→ **Aim of the task**
The number of lines containing the word "yyyy" is all you should give; count them in the records below.

---------- Entries shown ----------

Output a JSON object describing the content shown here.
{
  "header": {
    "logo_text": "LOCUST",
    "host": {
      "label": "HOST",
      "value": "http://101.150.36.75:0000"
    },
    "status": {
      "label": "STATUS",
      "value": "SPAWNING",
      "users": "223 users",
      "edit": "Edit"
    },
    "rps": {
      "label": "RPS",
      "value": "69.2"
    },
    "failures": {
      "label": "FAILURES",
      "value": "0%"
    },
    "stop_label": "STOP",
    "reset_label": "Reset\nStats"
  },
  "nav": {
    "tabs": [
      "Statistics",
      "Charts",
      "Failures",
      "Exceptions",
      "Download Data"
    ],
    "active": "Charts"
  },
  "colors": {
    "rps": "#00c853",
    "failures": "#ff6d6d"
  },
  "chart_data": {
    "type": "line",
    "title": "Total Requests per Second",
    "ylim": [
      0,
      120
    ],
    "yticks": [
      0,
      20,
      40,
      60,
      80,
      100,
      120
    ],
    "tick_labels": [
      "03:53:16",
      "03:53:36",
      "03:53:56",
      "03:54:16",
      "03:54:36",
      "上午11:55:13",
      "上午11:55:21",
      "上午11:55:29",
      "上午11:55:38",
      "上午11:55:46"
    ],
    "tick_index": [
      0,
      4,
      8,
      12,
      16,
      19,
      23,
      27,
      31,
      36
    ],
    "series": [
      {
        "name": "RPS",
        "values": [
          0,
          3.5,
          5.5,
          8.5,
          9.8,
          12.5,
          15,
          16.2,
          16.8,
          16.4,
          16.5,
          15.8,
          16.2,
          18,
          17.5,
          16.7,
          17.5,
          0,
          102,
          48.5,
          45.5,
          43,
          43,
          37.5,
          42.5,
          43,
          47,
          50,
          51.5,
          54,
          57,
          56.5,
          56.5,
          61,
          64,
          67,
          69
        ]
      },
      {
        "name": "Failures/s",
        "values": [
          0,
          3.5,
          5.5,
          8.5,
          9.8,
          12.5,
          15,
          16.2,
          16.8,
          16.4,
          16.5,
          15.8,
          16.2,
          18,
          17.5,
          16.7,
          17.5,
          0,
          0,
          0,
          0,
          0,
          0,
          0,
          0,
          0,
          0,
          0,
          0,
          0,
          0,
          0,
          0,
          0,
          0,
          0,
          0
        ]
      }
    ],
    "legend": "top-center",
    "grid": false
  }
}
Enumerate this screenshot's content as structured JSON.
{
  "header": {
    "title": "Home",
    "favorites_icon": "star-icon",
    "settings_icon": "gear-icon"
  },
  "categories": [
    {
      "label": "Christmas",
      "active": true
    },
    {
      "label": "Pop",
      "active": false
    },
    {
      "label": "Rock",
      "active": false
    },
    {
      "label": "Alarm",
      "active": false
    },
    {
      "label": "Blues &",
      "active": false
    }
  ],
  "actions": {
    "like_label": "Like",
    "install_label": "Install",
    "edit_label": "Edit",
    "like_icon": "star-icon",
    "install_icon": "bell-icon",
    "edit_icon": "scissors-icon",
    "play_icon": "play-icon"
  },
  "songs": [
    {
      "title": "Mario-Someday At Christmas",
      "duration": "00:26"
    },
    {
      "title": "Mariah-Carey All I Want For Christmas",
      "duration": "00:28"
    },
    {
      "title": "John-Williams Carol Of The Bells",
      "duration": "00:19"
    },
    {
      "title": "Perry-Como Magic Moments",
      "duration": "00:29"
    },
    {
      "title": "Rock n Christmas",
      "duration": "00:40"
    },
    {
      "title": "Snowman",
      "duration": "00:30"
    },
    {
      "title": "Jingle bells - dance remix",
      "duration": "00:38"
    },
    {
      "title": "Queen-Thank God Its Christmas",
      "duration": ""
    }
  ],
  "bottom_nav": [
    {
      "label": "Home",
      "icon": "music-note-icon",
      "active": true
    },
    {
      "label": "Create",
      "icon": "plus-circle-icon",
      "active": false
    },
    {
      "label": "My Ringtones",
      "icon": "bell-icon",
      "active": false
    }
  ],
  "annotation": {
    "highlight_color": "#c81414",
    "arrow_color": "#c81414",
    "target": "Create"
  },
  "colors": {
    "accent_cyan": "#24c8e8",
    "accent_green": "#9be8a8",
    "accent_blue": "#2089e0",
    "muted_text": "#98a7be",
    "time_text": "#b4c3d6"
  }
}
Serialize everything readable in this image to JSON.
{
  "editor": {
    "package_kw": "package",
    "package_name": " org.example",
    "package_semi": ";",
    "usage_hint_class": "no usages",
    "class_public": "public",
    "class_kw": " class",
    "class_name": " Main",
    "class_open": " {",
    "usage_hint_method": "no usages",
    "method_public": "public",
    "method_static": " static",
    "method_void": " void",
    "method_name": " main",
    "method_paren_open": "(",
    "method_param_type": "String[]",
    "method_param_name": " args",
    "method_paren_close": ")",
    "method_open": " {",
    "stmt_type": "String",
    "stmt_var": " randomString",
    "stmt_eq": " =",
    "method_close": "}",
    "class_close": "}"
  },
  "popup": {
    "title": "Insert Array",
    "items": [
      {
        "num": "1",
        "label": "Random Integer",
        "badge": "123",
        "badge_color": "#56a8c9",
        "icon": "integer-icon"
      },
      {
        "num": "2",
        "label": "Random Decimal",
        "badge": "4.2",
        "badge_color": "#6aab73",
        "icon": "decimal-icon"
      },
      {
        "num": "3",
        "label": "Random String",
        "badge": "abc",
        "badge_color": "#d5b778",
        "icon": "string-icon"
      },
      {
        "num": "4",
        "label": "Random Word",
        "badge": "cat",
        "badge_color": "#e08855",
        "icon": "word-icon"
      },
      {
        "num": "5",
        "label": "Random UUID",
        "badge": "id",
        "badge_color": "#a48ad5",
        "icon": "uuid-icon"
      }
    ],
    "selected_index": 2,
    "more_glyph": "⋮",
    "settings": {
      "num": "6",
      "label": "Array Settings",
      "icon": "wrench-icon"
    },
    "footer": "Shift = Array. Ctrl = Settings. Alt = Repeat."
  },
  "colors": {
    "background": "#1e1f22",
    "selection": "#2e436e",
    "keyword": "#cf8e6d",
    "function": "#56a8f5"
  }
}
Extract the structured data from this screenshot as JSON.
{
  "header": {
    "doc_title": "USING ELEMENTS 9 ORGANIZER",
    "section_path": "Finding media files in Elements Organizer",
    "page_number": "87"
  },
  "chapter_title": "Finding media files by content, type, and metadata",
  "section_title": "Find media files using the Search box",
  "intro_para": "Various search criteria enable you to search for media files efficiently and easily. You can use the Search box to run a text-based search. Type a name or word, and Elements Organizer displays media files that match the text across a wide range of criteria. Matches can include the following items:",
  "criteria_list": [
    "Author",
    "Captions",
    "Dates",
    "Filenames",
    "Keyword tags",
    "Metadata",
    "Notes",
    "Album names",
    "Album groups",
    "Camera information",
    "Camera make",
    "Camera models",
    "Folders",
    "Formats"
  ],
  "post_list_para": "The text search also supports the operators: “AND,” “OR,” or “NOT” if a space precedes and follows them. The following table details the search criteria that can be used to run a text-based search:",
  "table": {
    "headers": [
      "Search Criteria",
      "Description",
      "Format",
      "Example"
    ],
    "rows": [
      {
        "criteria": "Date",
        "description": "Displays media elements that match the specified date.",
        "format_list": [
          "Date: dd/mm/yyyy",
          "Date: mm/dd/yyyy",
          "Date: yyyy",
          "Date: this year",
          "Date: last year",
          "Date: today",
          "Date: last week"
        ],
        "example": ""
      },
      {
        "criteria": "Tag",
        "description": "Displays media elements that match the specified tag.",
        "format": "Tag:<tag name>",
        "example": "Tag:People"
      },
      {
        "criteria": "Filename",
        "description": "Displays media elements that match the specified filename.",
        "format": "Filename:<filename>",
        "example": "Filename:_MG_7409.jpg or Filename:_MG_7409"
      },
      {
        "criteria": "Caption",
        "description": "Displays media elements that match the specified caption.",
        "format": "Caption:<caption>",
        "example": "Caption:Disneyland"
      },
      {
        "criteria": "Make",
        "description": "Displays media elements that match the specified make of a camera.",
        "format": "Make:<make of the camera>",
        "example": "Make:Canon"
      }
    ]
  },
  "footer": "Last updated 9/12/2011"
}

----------

→ **Answer to the problem**
3